    at null. (/home/svaheguru2242/cloudxlab/spark/projects/real-time-analytics-dashboard/node/node_modules/kafka-node/lib/client.js
    :364:28)
    at Client.handleReceivedData (/home/svaheguru2242/cloudxlab/spark/projects/real-time-analytics-dashboard/node/node_modules/kafka-node/lib/
    client.js:587:18)
    at Socket. (/home/svaheguru2242/cloudxlab/spark/projects/real-time-analytics-dashboard/node/node_modules/kafka-node/lib/client.
    js:550:14)
    at Socket.emit (events.js:95:17)
    at Socket. (_stream_readable.js:765:14)
    at Socket.emit (events.js:92:17)
    at emitReadable_ (_stream_readable.js:427:10)

  • sachin arora

    Hello Team,

    I tried to start the node client for Viewing the orders but everytime it fails with below error

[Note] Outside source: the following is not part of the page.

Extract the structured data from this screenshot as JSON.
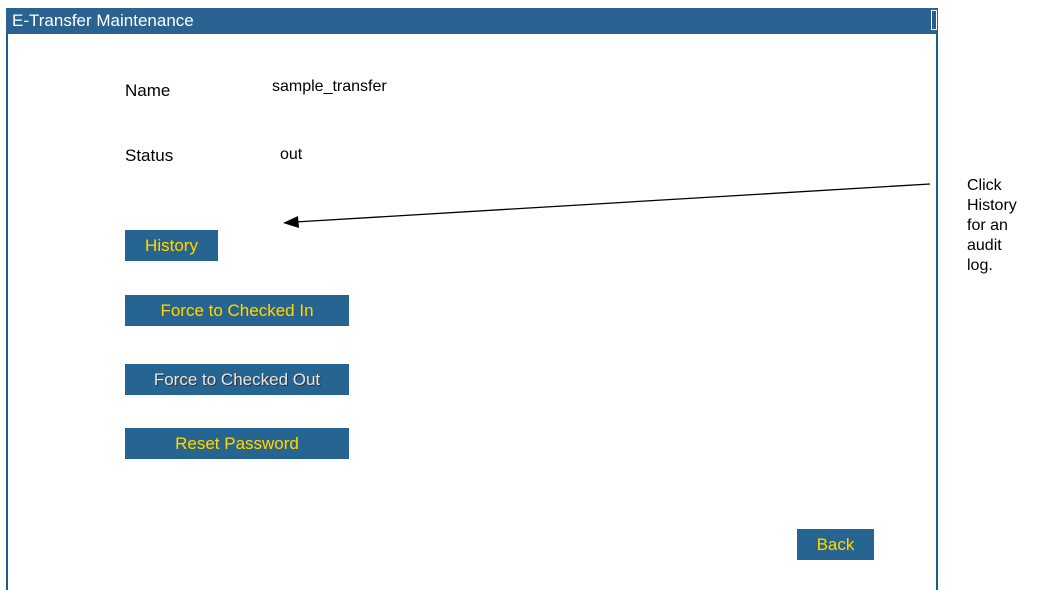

    Running on port 3008
    express deprecated res.sendfile: Use res.sendFile instead index.js:16:9
    a user connected
    events.js:74
    throw TypeError(‘Uncaught, unspecified “error” event.’);
    ^
    TypeError: Uncaught, unspecified “error” event.
    at TypeError ()
    at emit (events.js:74:15)
    at /home/svaheguru2242/cloudxlab/spark/projects/real-time-analytics-dashboard/node/node_modules/kafka-node/lib/highLevelConsumer.js:178:36
    at null. (/home/svaheguru2242/cloudxlab/spark/projects/real-time-analytics-dashboard/node/node_modules/kafka-node/lib/client.js
    :364:28)
    at Client.handleReceivedData (/home/svaheguru2242/cloudxlab/spark/projects/real-time-analytics-dashboard/node/node_modules/kafka-node/lib/
    client.js:587:18)
    at Socket. (/home/svaheguru2242/cloudxlab/spark/projects/real-time-analytics-dashboard/node/node_modules/kafka-node/lib/client.
    js:550:14)
    at Socket.emit (events.js:95:17)
    at Socket. (_stream_readable.js:765:14)
    at Socket.emit (events.js:92:17)
    at emitReadable_ (_stream_readable.js:427:10)

    • abhinav singh

      Hi Sachin,

      Let me check it. Can you please let me know your topic name in kafka?

      • sachin arora

        Hi Abhinav,

        Topic name is order-data11 while pushing data into kafka from csv and rest is the same as explained in above blog.

        Regards,
        Sachin

      • abhinav singh

        Hi Sachin,

        I have updated the code and guide.

        Can you please check now? It should work.

        Please keep me updated.